7. Stateless NFs, is another technology required to support low latency solutions, but also to adapt to modern REST-based coding. This is one of the most fundamental changes. Any synchronization between Control Plane (CP) and User Plane (UP) was negatively influencing latency.
8. Capability exposure will simplify the development of new services. Thanks to this capability, Application Functions will be providing information to each other via the NEF function or directly.
UPF controlling connectivity
9. UP functions deployed close to the Access Network in parallel to a central location. It is another benefit of spiting User Plane system (UPF). It let influences lower latency and speed of delivery of the internet.

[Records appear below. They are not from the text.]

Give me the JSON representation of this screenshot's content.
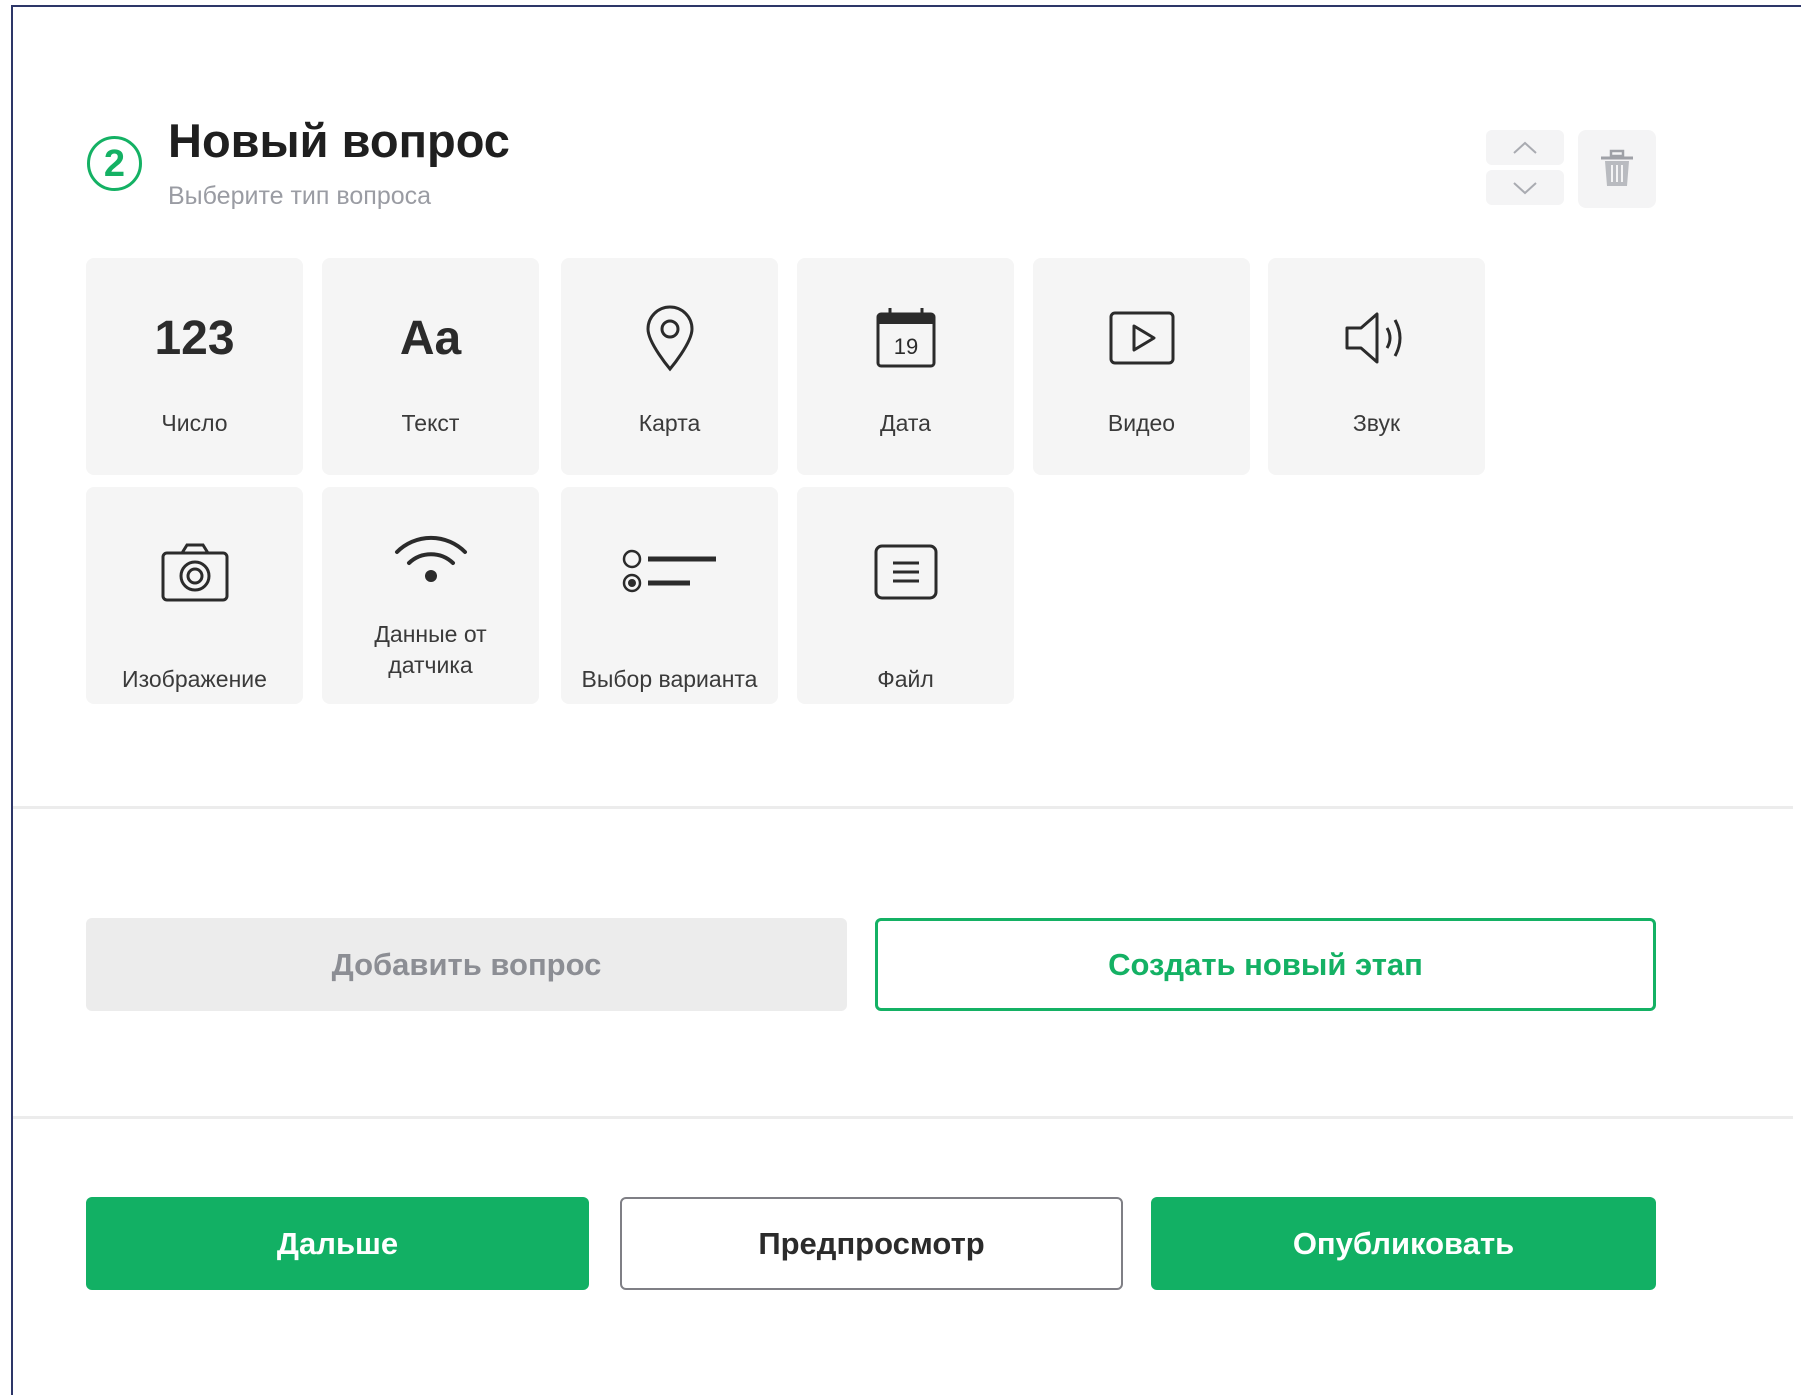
{
  "question": {
    "step_number": "2",
    "title": "Новый вопрос",
    "subtitle": "Выберите тип вопроса"
  },
  "question_types": [
    {
      "label": "Число",
      "icon": "number-123-icon",
      "icon_text": "123"
    },
    {
      "label": "Текст",
      "icon": "text-aa-icon",
      "icon_text": "Aa"
    },
    {
      "label": "Карта",
      "icon": "map-pin-icon"
    },
    {
      "label": "Дата",
      "icon": "calendar-icon",
      "icon_text": "19"
    },
    {
      "label": "Видео",
      "icon": "video-play-icon"
    },
    {
      "label": "Звук",
      "icon": "speaker-icon"
    },
    {
      "label": "Изображение",
      "icon": "camera-icon"
    },
    {
      "label_line1": "Данные от",
      "label_line2": "датчика",
      "icon": "wifi-sensor-icon"
    },
    {
      "label": "Выбор варианта",
      "icon": "radio-choice-icon"
    },
    {
      "label": "Файл",
      "icon": "file-document-icon"
    }
  ],
  "actions": {
    "add_question": "Добавить вопрос",
    "create_stage": "Создать новый этап",
    "next": "Дальше",
    "preview": "Предпросмотр",
    "publish": "Опубликовать"
  },
  "colors": {
    "accent": "#14b164",
    "tile_bg": "#f5f5f5",
    "disabled_bg": "#ececec",
    "frame_border": "#2d3668"
  }
}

Home Route roaming and LBO support
10. Support for Home Route roaming as well as LBO connection, are crucial for fast and world-wise solutions. Looking at the difficulties of roaming VoLTE rollout not being standardized from the beginning between operators, we can see low penetration of that technology today. 5G roaming scenario from the beginning is standardized and hopefully will be seriously implemented by all the industry.
11. Last, but not least is the development of future communication protocol. In 3GPP Rel 15 standard, it was decided to change it to HTTP/2 over TCP/IP. TLS delivers a security layer. It is not an optimal solution, as TCP/IP is not supporting asynchronous communication. It has many bottlenecks in terms of supporting fast communication from the first seconds (start-up Window). ETSI and 3GPP are very aware of these problems. The next change followed in 3GPP Rel. 16 is going to change the communication protocol into HTTP/2 over QUIC and UDP/IP. The benefits of QUIC are 0ms latency for known connection (perfect for 5G network). It has inbuilt security, which does not require TLS, again impacting positively on decreasing latency and increasing speed.

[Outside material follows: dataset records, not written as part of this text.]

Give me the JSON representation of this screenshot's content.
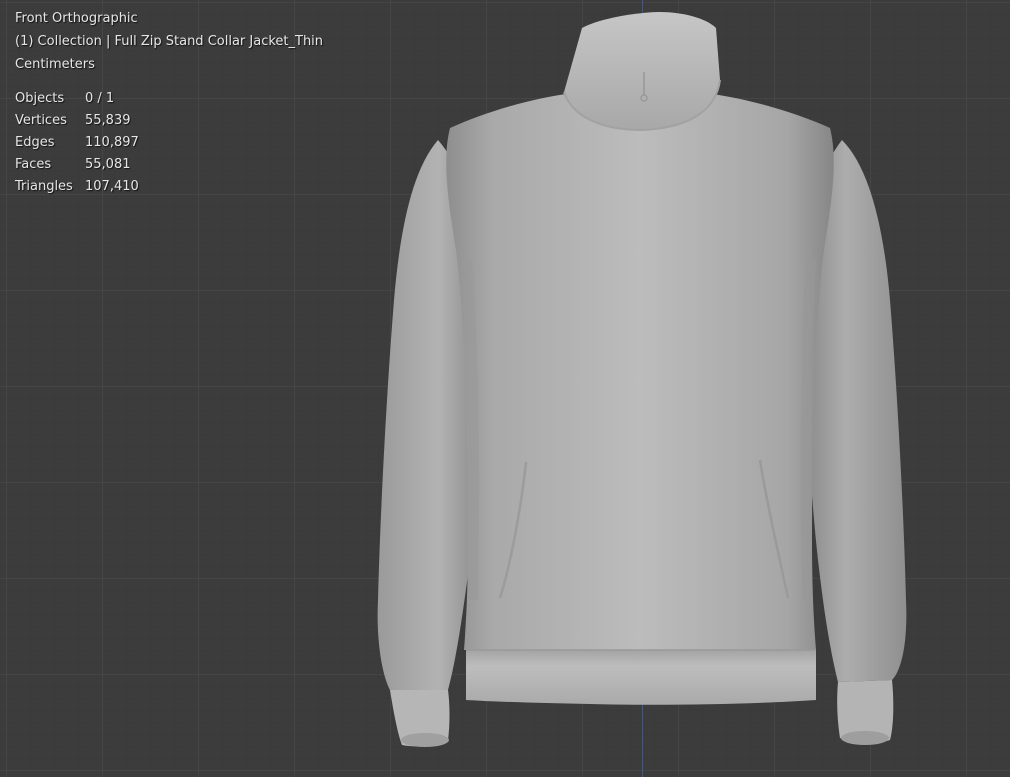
{
  "viewport": {
    "view_name": "Front Orthographic",
    "collection_label": "(1) Collection | Full Zip Stand Collar Jacket_Thin",
    "units": "Centimeters",
    "stats": [
      {
        "label": "Objects",
        "value": "0 / 1"
      },
      {
        "label": "Vertices",
        "value": "55,839"
      },
      {
        "label": "Edges",
        "value": "110,897"
      },
      {
        "label": "Faces",
        "value": "55,081"
      },
      {
        "label": "Triangles",
        "value": "107,410"
      }
    ],
    "colors": {
      "background": "#3c3c3c",
      "grid": "#464646",
      "axis_z": "#3b5fa8",
      "mesh": "#b4b4b4",
      "overlay_text": "#e6e6e6"
    },
    "model_icon": "jacket-mesh"
  }
}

ETSI is working also on New Generation Protocol for the future (NGP protocol), with the results expected beyond 2025. My prediction is that change to HTTP/2 in CP will happen as soon as the first 5G SA will appear. Today User Plane (UP) connections are dominated by TCP/IP and IPv4. Let’s hope it is not going to follow a very bad history of IPv6 protocol. Hopefully, UP connections will smoothly transfer into QUIC/UDP and IPv6 technology.

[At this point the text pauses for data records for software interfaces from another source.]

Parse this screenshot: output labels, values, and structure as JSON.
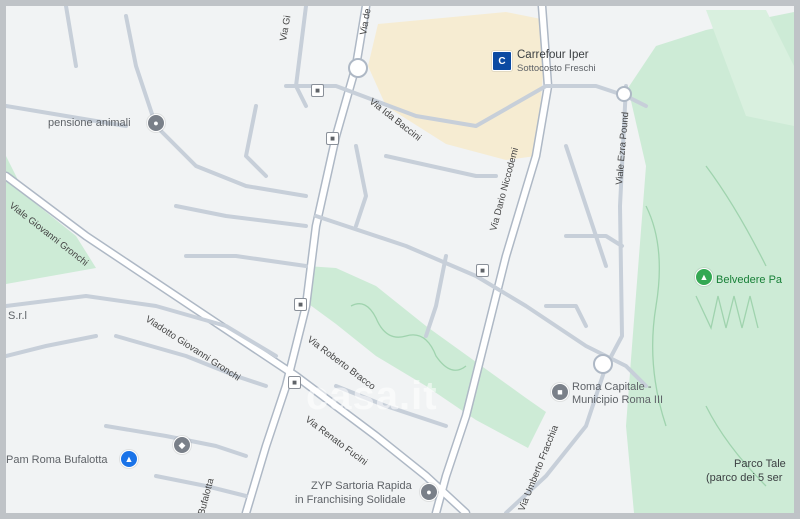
{
  "map": {
    "watermark": "casa.it",
    "colors": {
      "background": "#f1f3f4",
      "road": "#c7cfd9",
      "road_edge": "#aeb8c5",
      "park": "#cdebd6",
      "park_dark": "#b7e2c2",
      "commercial": "#f6ecd2"
    },
    "streets": {
      "via_gi": "Via Gi",
      "via_de": "Via de",
      "via_ida_baccini": "Via Ida Baccini",
      "via_dario_niccodemi": "Via Dario Niccodemi",
      "viale_ezra_pound": "Viale Ezra Pound",
      "viale_giovanni_gronchi": "Viale Giovanni Gronchi",
      "viadotto_giovanni_gronchi": "Viadotto Giovanni Gronchi",
      "via_roberto_bracco": "Via Roberto Bracco",
      "via_renato_fucini": "Via Renato Fucini",
      "via_umberto_fracchia": "Via Umberto Fracchia",
      "bufalotta": "Bufalotta"
    },
    "places": {
      "carrefour": {
        "title": "Carrefour Iper",
        "subtitle": "Sottocosto Freschi",
        "icon": "carrefour-logo-icon"
      },
      "pensione_animali": {
        "title": "pensione animali",
        "icon": "place-pin-icon"
      },
      "belvedere": {
        "title": "Belvedere Pa",
        "icon": "tree-icon"
      },
      "municipio": {
        "title_line1": "Roma Capitale -",
        "title_line2": "Municipio Roma III",
        "icon": "government-building-icon"
      },
      "pam": {
        "title": "Pam Roma Bufalotta",
        "icon": "shopping-cart-icon"
      },
      "zyp": {
        "title_line1": "ZYP Sartoria Rapida",
        "title_line2": "in Franchising Solidale",
        "icon": "place-pin-icon"
      },
      "parco": {
        "title_line1": "Parco Tale",
        "title_line2": "(parco dei 5 ser"
      },
      "srl": {
        "title": "S.r.l"
      },
      "school": {
        "icon": "school-icon"
      }
    }
  }
}
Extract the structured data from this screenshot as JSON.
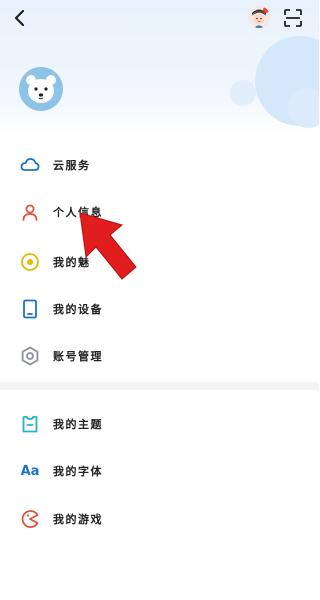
{
  "header": {
    "back_icon": "chevron-left-icon",
    "avatar_icon": "user-avatar-icon",
    "scan_icon": "scan-icon"
  },
  "profile": {
    "avatar_icon": "polar-bear-avatar-icon"
  },
  "menu": {
    "items": [
      {
        "label": "云服务",
        "icon": "cloud-icon",
        "color": "#1a73c8"
      },
      {
        "label": "个人信息",
        "icon": "person-icon",
        "color": "#e0533d"
      },
      {
        "label": "我的魅",
        "icon": "target-icon",
        "color": "#e6b800"
      },
      {
        "label": "我的设备",
        "icon": "device-icon",
        "color": "#1a73c8"
      },
      {
        "label": "账号管理",
        "icon": "gear-icon",
        "color": "#8a8f98"
      }
    ],
    "secondary_items": [
      {
        "label": "我的主题",
        "icon": "theme-icon",
        "color": "#25b4c4"
      },
      {
        "label": "我的字体",
        "icon": "font-icon",
        "color": "#1a73c8",
        "icon_text": "Aa"
      },
      {
        "label": "我的游戏",
        "icon": "game-icon",
        "color": "#e0533d"
      }
    ]
  },
  "colors": {
    "header_bg": "#e8f2fc",
    "arrow": "#e21d1d"
  }
}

Ease of implementation – “Beauty and the Beast”
Merging two worlds, DevOps methods on cloud base systems with telecom regime shall give very interesting results. Many software developers, ready-to-use microservices based on containers, can deliver NFs in a relatively short time. Standardization of communication and definition of NFs functions is a good receipt for product delivery.
The new 5G SA architecture, controversially is just as easy for development for IT software houses as for “BIG” vendors. Affirmed Networks, Ericsson, Huawei, Nokia, ZTE, will deliver it too. We can also recognize the development of small firms, announcing the first versions of virtual Radio. Open Radio Access Network (O-RAN Alliance) or virtual EPC (OMEC Open Mobile Evolved Core, from Open Networking Foundation (ONF). Soon we shall recognize more and more competition in that field.
Thinking out loud, the 5G NGC architecture is a must, but. Any new 5G network soon commercializing will be based mainly on 5G NSA architecture. It is simpler and faster to deliver the eMBB case. Implementation of additional 5G radio units (RRU) in existing locations is simple. It let delivering a simple broadband solution with higher speed and relatively lower latency. The operational effort for the operator and vendor.
The 5G SA implementation today may look difficult due to a lack of terminal support. Qualcomm’s modem “X50” do not support yet 5G SA core network protocols. Qualcomm “X55” supports higher speed and 5G SA is planned for the end of the year 2019. Huawei’s “Balong 5000” modem is supporting SA according to the specification from the beginning. It will be launched in the second half of the year 2019. Analyzing that aspect from a time perspective, the implementation of 5G SA architecture will take about a year. The massive deliveries of 5G SA-based terminals will meet this time frame, too.
The business case shows that it would be good to start now in parallel to 5G NSA, study and implement of first 5G SA systems.
- ITU-R M.2083
- 3GPP – TS23.501
- ETSI – NGP principles
- O-RAN Alliance
- ONF (Open Networking Foundation)